__Extracted information__
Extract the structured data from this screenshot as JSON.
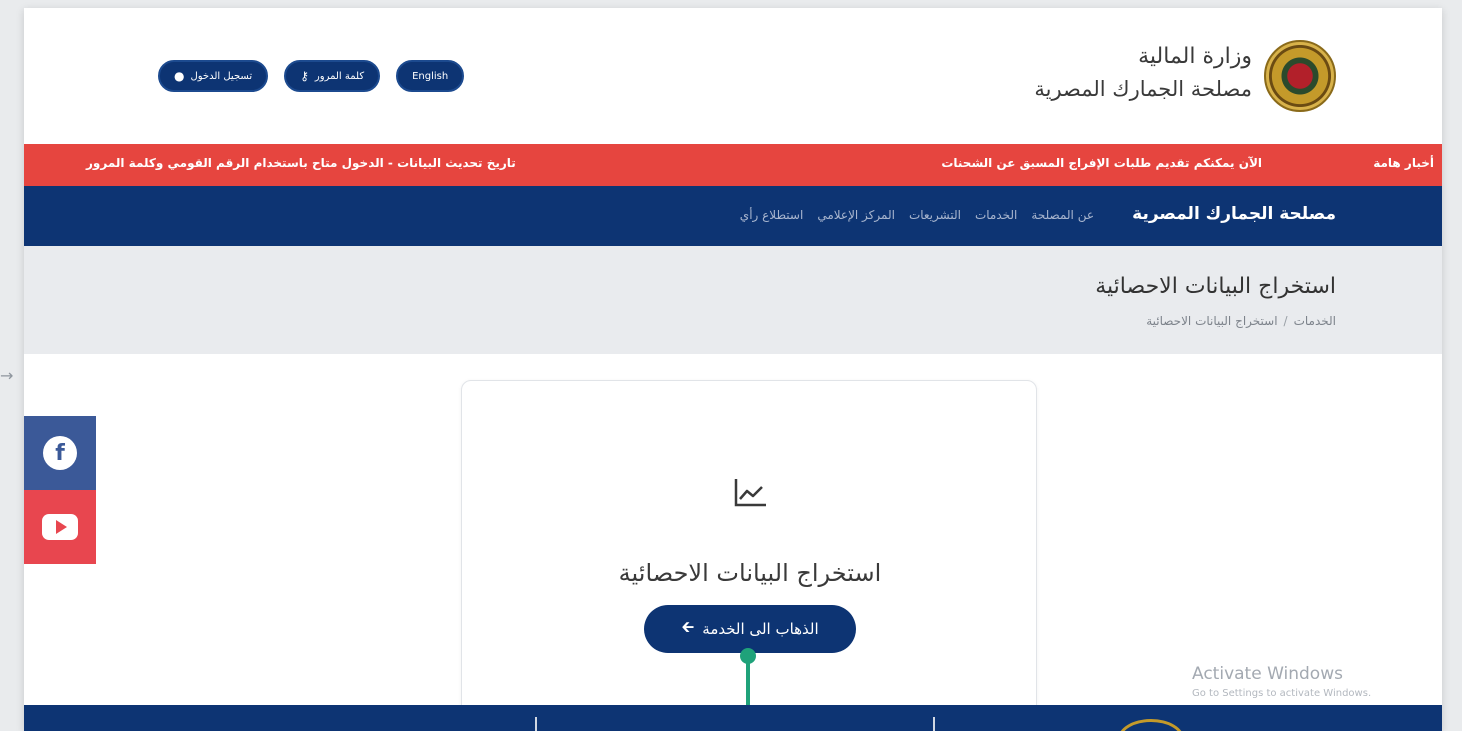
{
  "header": {
    "brand_line1": "وزارة المالية",
    "brand_line2": "مصلحة الجمارك المصرية",
    "buttons": [
      {
        "label": "تسجيل الدخول",
        "icon": "login-icon"
      },
      {
        "label": "كلمة المرور",
        "icon": "key-icon"
      },
      {
        "label": "English",
        "icon": "globe-icon"
      }
    ]
  },
  "ticker": {
    "label": "أخبار هامة",
    "item1": "الآن يمكنكم تقديم طلبات الإفراج المسبق عن الشحنات",
    "item2": "تاريخ تحديث البيانات - الدخول متاح باستخدام الرقم القومي وكلمة المرور"
  },
  "navbar": {
    "brand": "مصلحة الجمارك المصرية",
    "links": [
      "عن المصلحة",
      "الخدمات",
      "التشريعات",
      "المركز الإعلامي",
      "استطلاع رأي"
    ]
  },
  "page": {
    "title": "استخراج البيانات الاحصائية",
    "breadcrumb": [
      "الخدمات",
      "استخراج البيانات الاحصائية"
    ]
  },
  "card": {
    "icon": "chart-line-icon",
    "title": "استخراج البيانات الاحصائية",
    "button": "الذهاب الى الخدمة",
    "button_icon": "arrow-left-icon"
  },
  "watermark": {
    "line1": "Activate Windows",
    "line2": "Go to Settings to activate Windows."
  },
  "social": [
    "facebook-icon",
    "youtube-icon"
  ],
  "colors": {
    "navy": "#0d3473",
    "ticker_red": "#e6453f",
    "accent_green": "#1fa27a",
    "facebook": "#3b5998",
    "youtube": "#e8464f"
  }
}
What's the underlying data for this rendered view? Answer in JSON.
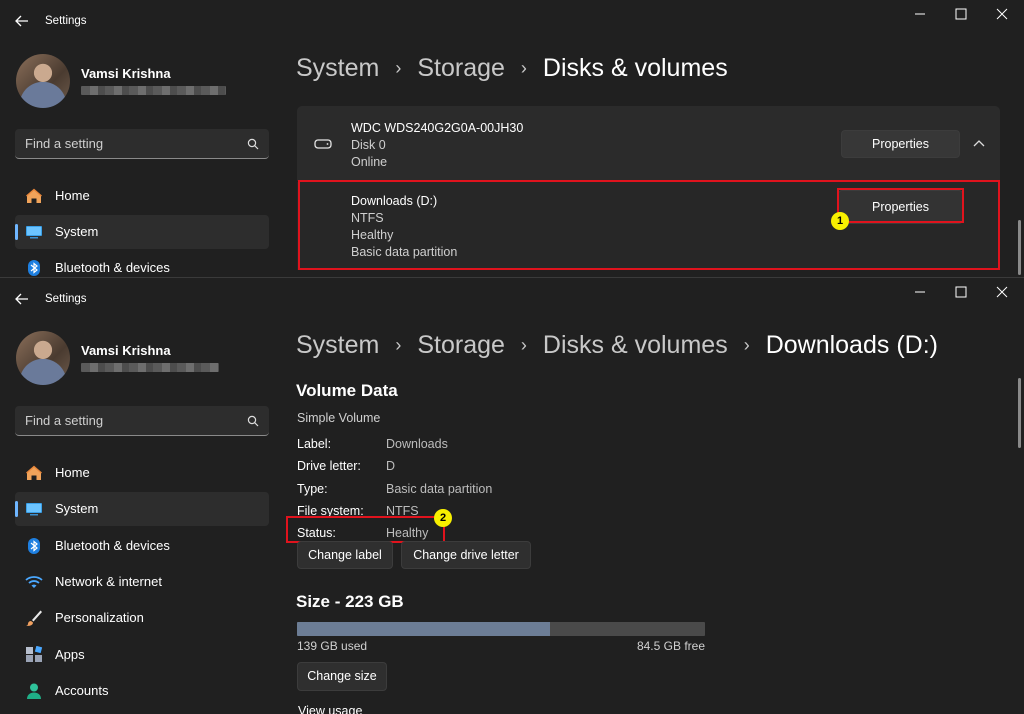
{
  "top_window": {
    "title": "Settings",
    "user": {
      "name": "Vamsi Krishna"
    },
    "search": {
      "placeholder": "Find a setting"
    },
    "nav": [
      {
        "label": "Home",
        "icon": "home-icon"
      },
      {
        "label": "System",
        "icon": "system-icon"
      },
      {
        "label": "Bluetooth & devices",
        "icon": "bluetooth-icon"
      }
    ],
    "breadcrumb": [
      "System",
      "Storage",
      "Disks & volumes"
    ],
    "disk": {
      "name": "WDC WDS240G2G0A-00JH30",
      "number": "Disk 0",
      "status": "Online",
      "properties_label": "Properties"
    },
    "partition": {
      "name": "Downloads (D:)",
      "filesystem": "NTFS",
      "health": "Healthy",
      "type": "Basic data partition",
      "properties_label": "Properties"
    },
    "badge": "1"
  },
  "bottom_window": {
    "title": "Settings",
    "user": {
      "name": "Vamsi Krishna"
    },
    "search": {
      "placeholder": "Find a setting"
    },
    "nav": [
      {
        "label": "Home",
        "icon": "home-icon"
      },
      {
        "label": "System",
        "icon": "system-icon"
      },
      {
        "label": "Bluetooth & devices",
        "icon": "bluetooth-icon"
      },
      {
        "label": "Network & internet",
        "icon": "wifi-icon"
      },
      {
        "label": "Personalization",
        "icon": "brush-icon"
      },
      {
        "label": "Apps",
        "icon": "apps-icon"
      },
      {
        "label": "Accounts",
        "icon": "account-icon"
      }
    ],
    "breadcrumb": [
      "System",
      "Storage",
      "Disks & volumes",
      "Downloads (D:)"
    ],
    "volume": {
      "title": "Volume Data",
      "subtitle": "Simple Volume",
      "props": [
        {
          "label": "Label:",
          "value": "Downloads"
        },
        {
          "label": "Drive letter:",
          "value": "D"
        },
        {
          "label": "Type:",
          "value": "Basic data partition"
        },
        {
          "label": "File system:",
          "value": "NTFS"
        },
        {
          "label": "Status:",
          "value": "Healthy"
        }
      ],
      "change_label": "Change label",
      "change_drive_letter": "Change drive letter"
    },
    "size": {
      "title": "Size - 223 GB",
      "used_fraction": 0.62,
      "used_text": "139 GB used",
      "free_text": "84.5 GB free",
      "change_size": "Change size",
      "view_usage": "View usage"
    },
    "badge": "2"
  },
  "colors": {
    "accent": "#6fb6ff",
    "highlight_red": "#e0131d",
    "badge_yellow": "#f8f000",
    "window_bg": "#202020",
    "bar_used": "#6c7d95"
  }
}
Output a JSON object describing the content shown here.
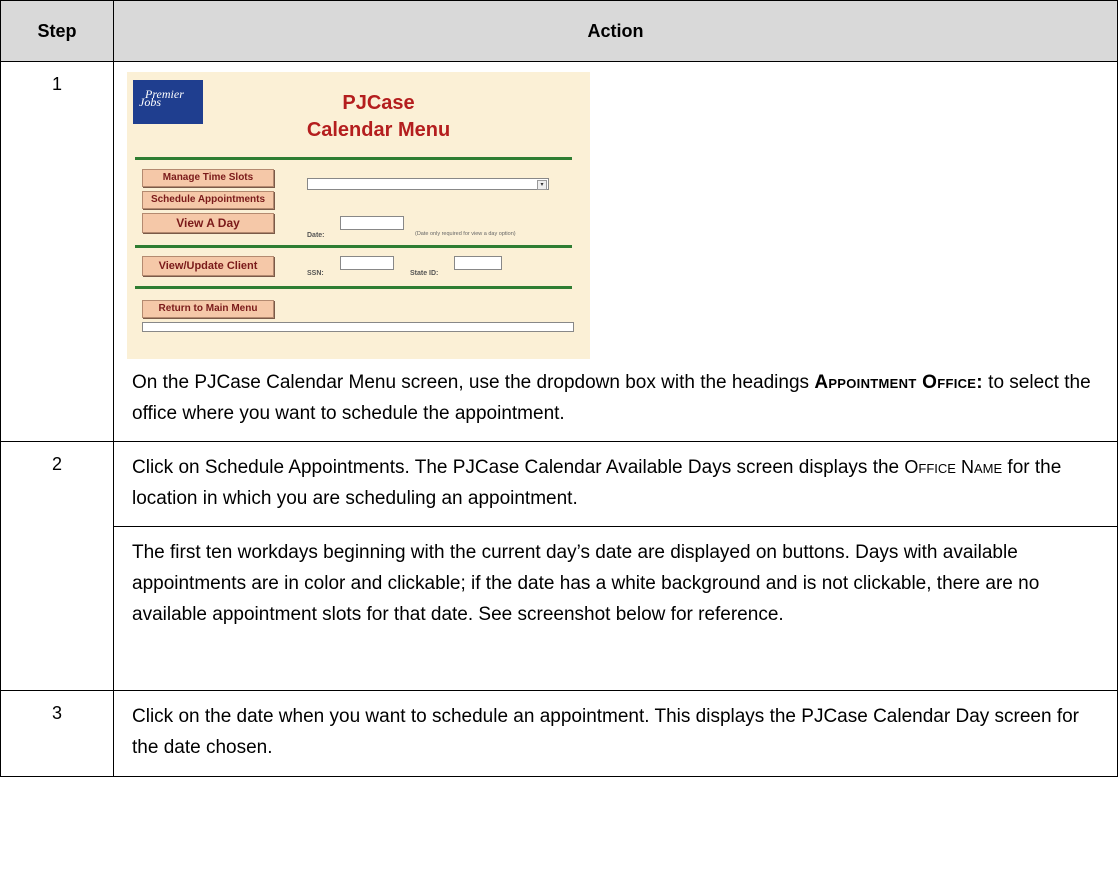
{
  "table": {
    "headers": {
      "step": "Step",
      "action": "Action"
    },
    "rows": [
      {
        "step": "1"
      },
      {
        "step": "2"
      },
      {
        "step": "3"
      }
    ]
  },
  "screenshot": {
    "logo_text_1": "Premier",
    "logo_text_2": "Jobs",
    "title_line1": "PJCase",
    "title_line2": "Calendar Menu",
    "buttons": {
      "manage_time_slots": "Manage Time Slots",
      "schedule_appointments": "Schedule Appointments",
      "view_a_day": "View A Day",
      "view_update_client": "View/Update Client",
      "return_to_main_menu": "Return to Main Menu"
    },
    "labels": {
      "appointment_office": "Appointment Office:",
      "date": "Date:",
      "date_note": "(Date only required for view a day option)",
      "ssn": "SSN:",
      "state_id": "State ID:"
    },
    "dropdown_arrow": "▾"
  },
  "step1": {
    "text_before": "On the PJCase Calendar Menu screen, use the dropdown box with the headings ",
    "bold_heading": "Appointment Office:",
    "text_after": " to select the office where you want to schedule the appointment."
  },
  "step2": {
    "p1_before": "Click on Schedule Appointments. The PJCase Calendar Available Days screen displays the ",
    "p1_smallcaps": "Office Name",
    "p1_after": " for the location in which you are scheduling an appointment.",
    "p2": "The first ten workdays beginning with the current day’s date are displayed on buttons. Days with available appointments are in color and clickable; if the date has a white background and is not clickable, there are no available appointment slots for that date. See screenshot below for reference."
  },
  "step3": {
    "text": "Click on the date when you want to schedule an appointment. This displays the PJCase Calendar Day screen for the date chosen."
  }
}
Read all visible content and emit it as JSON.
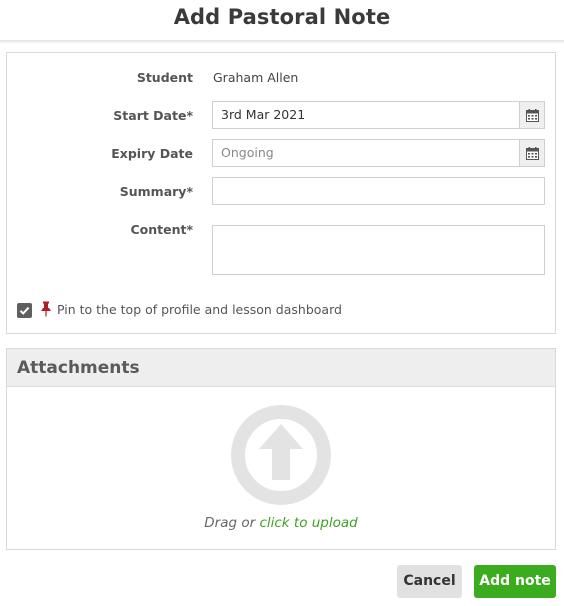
{
  "dialog": {
    "title": "Add Pastoral Note"
  },
  "form": {
    "student": {
      "label": "Student",
      "value": "Graham Allen"
    },
    "start_date": {
      "label": "Start Date",
      "required_mark": "*",
      "value": "3rd Mar 2021"
    },
    "expiry_date": {
      "label": "Expiry Date",
      "placeholder": "Ongoing"
    },
    "summary": {
      "label": "Summary",
      "required_mark": "*",
      "value": ""
    },
    "content": {
      "label": "Content",
      "required_mark": "*",
      "value": ""
    },
    "pin": {
      "checked": true,
      "label": "Pin to the top of profile and lesson dashboard",
      "icon": "pin-icon"
    }
  },
  "attachments": {
    "heading": "Attachments",
    "icon": "upload-icon",
    "drag_text": "Drag or",
    "link_text": "click to upload"
  },
  "actions": {
    "cancel_label": "Cancel",
    "add_label": "Add note"
  },
  "colors": {
    "primary_green": "#3aac1e",
    "link_green": "#3fa125",
    "pin_red": "#b01e23"
  }
}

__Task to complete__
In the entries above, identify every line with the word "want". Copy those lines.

__Result of the task__
    "text_after": " to select the office where you want to schedule the appointment."
    "text": "Click on the date when you want to schedule an appointment. This displays the PJCase Calendar Day screen for the date chosen."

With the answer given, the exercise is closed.